Everyone knows that Boudin’s San Francisco Sourdough is legendary, a staple since 1849 and a culinary feat that can only be created here owing to a combination of killer motherdough and a unique climate, so our meal wouldn’t be complete without an attempt. Why do we call it Dead Duck Bread? Ever see About a Boy? Ya…our first attempt wasn’t that great. Neither were the second, third or fourth attempts…can’t make dough rise to save our lives!
Green Goddess Salad (recipe)
Named after the play, and in honor of the actor George Arliss, The Palace Hotel came up with this dressing combining house made Mayonnaise, sour cream, parsley, scallions, lemon juice, vinegar and anchovies and poured it on a simple bed of lettuce and tomatoes in 1915.
Tadich Grill Cioppino (recipe)
Also in 1900, Cioppino was invented at Alioto’s. Cioppino is what happens when Italian and Portuguese immigrants have infinite access to cheap seafood. A North Beach favorite, we’ve found a recipe for the Cioppino at Tadich Grill, California’s oldest restaurant and nearly oldest business, operating continuously since 1849.

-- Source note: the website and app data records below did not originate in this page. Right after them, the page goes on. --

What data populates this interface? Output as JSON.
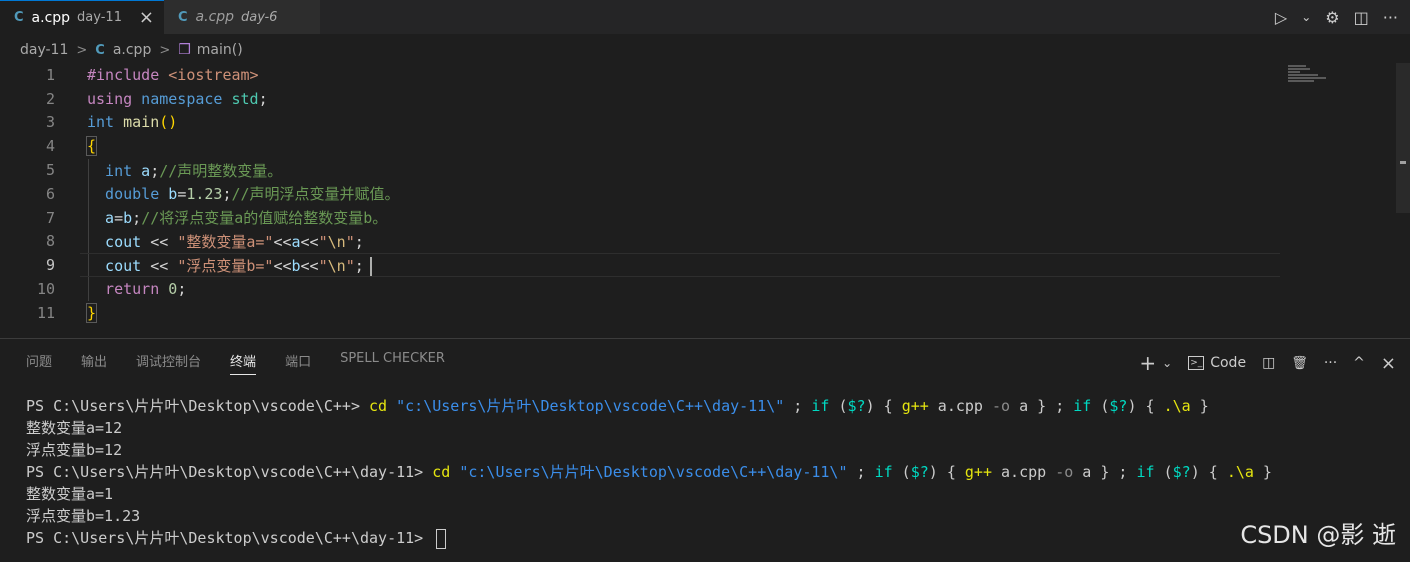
{
  "tabs": [
    {
      "icon": "C",
      "name": "a.cpp",
      "dir": "day-11",
      "close": "×"
    },
    {
      "icon": "C",
      "name": "a.cpp",
      "dir": "day-6"
    }
  ],
  "tab_actions": {
    "run": "▷",
    "run_menu": "⌄",
    "settings": "⚙",
    "split": "◫",
    "more": "···"
  },
  "breadcrumb": {
    "folder": "day-11",
    "file": "a.cpp",
    "symbol": "main()"
  },
  "editor": {
    "line_numbers": [
      "1",
      "2",
      "3",
      "4",
      "5",
      "6",
      "7",
      "8",
      "9",
      "10",
      "11"
    ],
    "current_line": "9",
    "l1": {
      "directive": "#include",
      "header": " <iostream>"
    },
    "l2": {
      "using": "using",
      "namespace": " namespace",
      "std": " std",
      "semi": ";"
    },
    "l3": {
      "type": "int",
      "fn": " main",
      "paren": "()"
    },
    "l4": {
      "brace": "{"
    },
    "l5": {
      "type": "  int",
      "var": " a",
      "semi": ";",
      "comment": "//声明整数变量。"
    },
    "l6": {
      "type": "  double",
      "var": " b",
      "op": "=",
      "num": "1.23",
      "semi": ";",
      "comment": "//声明浮点变量并赋值。"
    },
    "l7": {
      "var": "  a",
      "op": "=",
      "var2": "b",
      "semi": ";",
      "comment": "//将浮点变量a的值赋给整数变量b。"
    },
    "l8": {
      "var": "  cout",
      "op": " << ",
      "str": "\"整数变量a=\"",
      "op2": "<<",
      "var2": "a",
      "op3": "<<",
      "q1": "\"",
      "esc": "\\n",
      "q2": "\"",
      "semi": ";"
    },
    "l9": {
      "var": "  cout",
      "op": " << ",
      "str": "\"浮点变量b=\"",
      "op2": "<<",
      "var2": "b",
      "op3": "<<",
      "q1": "\"",
      "esc": "\\n",
      "q2": "\"",
      "semi": ";"
    },
    "l10": {
      "kw": "  return",
      "num": " 0",
      "semi": ";"
    },
    "l11": {
      "brace": "}"
    }
  },
  "panel": {
    "tabs": [
      "问题",
      "输出",
      "调试控制台",
      "终端",
      "端口",
      "SPELL CHECKER"
    ],
    "active_tab": "终端",
    "actions": {
      "add": "+",
      "add_menu": "⌄",
      "terminal_label": "Code",
      "split": "◫",
      "trash": "🗑",
      "more": "···",
      "maximize": "^",
      "close": "×"
    }
  },
  "terminal": {
    "l1": {
      "prompt": "PS C:\\Users\\片片叶\\Desktop\\vscode\\C++> ",
      "cd": "cd",
      "path": " \"c:\\Users\\片片叶\\Desktop\\vscode\\C++\\day-11\\\"",
      "rest1": " ; ",
      "if1": "if",
      "rest2": " (",
      "q1": "$?",
      "rest3": ") { ",
      "gpp": "g++",
      "rest4": " a.cpp ",
      "flag": "-o",
      "rest5": " a } ; ",
      "if2": "if",
      "rest6": " (",
      "q2": "$?",
      "rest7": ") { ",
      "run": ".\\a",
      "rest8": " }"
    },
    "l2": "整数变量a=12",
    "l3": "浮点变量b=12",
    "l4": {
      "prompt": "PS C:\\Users\\片片叶\\Desktop\\vscode\\C++\\day-11> ",
      "cd": "cd",
      "path": " \"c:\\Users\\片片叶\\Desktop\\vscode\\C++\\day-11\\\"",
      "rest1": " ; ",
      "if1": "if",
      "rest2": " (",
      "q1": "$?",
      "rest3": ") { ",
      "gpp": "g++",
      "rest4": " a.cpp ",
      "flag": "-o",
      "rest5": " a } ; ",
      "if2": "if",
      "rest6": " (",
      "q2": "$?",
      "rest7": ") { ",
      "run": ".\\a",
      "rest8": " }"
    },
    "l5": "整数变量a=1",
    "l6": "浮点变量b=1.23",
    "l7": "PS C:\\Users\\片片叶\\Desktop\\vscode\\C++\\day-11> "
  },
  "watermark": "CSDN @影 逝"
}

“The San Francisco Treat.” After listening to an NPR episode back in 2008 describing how a Canadian woman married to an American working at a pasta factory and living with an Armenian immigrant in San Francisco in 1958 came up with the idea of a rice-based quick to make side dish for Americans, we have wanted to try our hand at it. We’ve taken the original recipe (not the boxed stuff), shared in the memoirs of Pailadzo Captanian, the Armenian lady who took the young couple in, rented them a room, and taught the wife to cook.
Celery Victor (recipe)
A simple but flavorful dish; in 1910 Chef Victor Hertler of the St. Francis boiled celery in a variety of chicken, veal and vegetable stocks, cooled and seasoned with herbs, vinegar and olive oil.
Ghirardelli Soft Center Cake (recipe)
In 1849, Domingo Ghirardelli opened his first shop in Stockton, California to sell confections and supplies to miners, but it wasn’t until 1865, and 5 stores later, that someone discovers the a new way to process chocolate, later renamed the “Broma process” in San Francisco where the current Ghirardelli Square still stands. No San Francisco meal would be complete without at least a splash of the world famous chocolate, and we took 60% chocolate bars, melted them with butter, folded them into some whipped eggs, and baked until just solid, but still melty in the middle.
Olive Oil Ice Cream (recipe)
While this dish isn’t world famous yet, San Francisco is famous for Slow, Organic, Natural, Raw, Local, and Whole foods. We took five amazing ingredients; olive oil, heavy cream, half and half, eggs and sugar and created a creamy concoction that celebrates all that is the San Francisco food movement. We think Alice Waters would be proud. Paired with our chocolate cake and a garnish of blackberries, it was positively sinful!